There’s an empty space at the table between a forgetful cat and a Tiger today.
Judith Kerr was very tired and went to sleep forever this morning, leaving a body of work which touched the lives of every child who read them in ways which are difficult to express but were lifelong.
Even a slightly bewildered and dozy cat couldn’t forget her simple tales, and she deserved a medal for helping entire families love books together – and got one, being awarded an OBE in 2012.
As well as creating a brace of daft but harmless felines, Judith worked tirelessly to ensure the world didn’t forget her own experiences as a refugee from Nazi Germany, writing books describing the experience from a child’s perspective, and travelling to speak widely about it.
When Hitler stole Pink Rabbit managed to maintain a childlike simplicity and view of the world whilst describing the effects of flight, confusion and fear in terms that were stark and understandable to junior readers, and may well be the first experience of a wider political world that many readers encounter.
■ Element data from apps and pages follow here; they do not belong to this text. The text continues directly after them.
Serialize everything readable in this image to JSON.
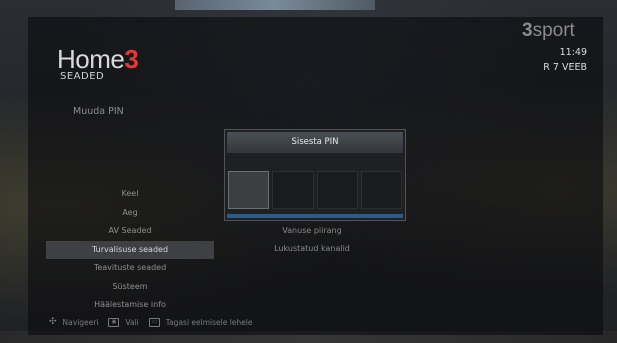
{
  "brand": {
    "name": "Home",
    "mark": "3"
  },
  "page": {
    "title": "SEADED",
    "section": "Muuda PIN"
  },
  "channel": {
    "logo_mark": "3",
    "logo_word": "sport"
  },
  "status": {
    "time": "11:49",
    "date": "R 7 VEEB"
  },
  "menu": {
    "items": [
      {
        "label": "Keel",
        "active": false
      },
      {
        "label": "Aeg",
        "active": false
      },
      {
        "label": "AV Seaded",
        "active": false
      },
      {
        "label": "Turvalisuse seaded",
        "active": true
      },
      {
        "label": "Teavituste seaded",
        "active": false
      },
      {
        "label": "Süsteem",
        "active": false
      },
      {
        "label": "Häälestamise info",
        "active": false
      }
    ]
  },
  "submenu": {
    "items": [
      {
        "label": "Vanuse piirang"
      },
      {
        "label": "Lukustatud kanalid"
      }
    ]
  },
  "dialog": {
    "title": "Sisesta PIN",
    "pin_boxes": 4,
    "active_box": 0
  },
  "footer": {
    "navigate": "Navigeeri",
    "select": "Vali",
    "back": "Tagasi eelmisele lehele"
  },
  "colors": {
    "accent": "#e53935",
    "dialog_bar": "#2c5b8a"
  }
}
In all of this, her message was always People do die, and you do lose them, but you should get on with your own lives.
“It’s a good thing I drank all the tea in the pot, and all the orange juice, and all of daddy’s beer, and all the water in the tap,” said the Tiger.
“Or I wouldn’t be full enough for all these tears.”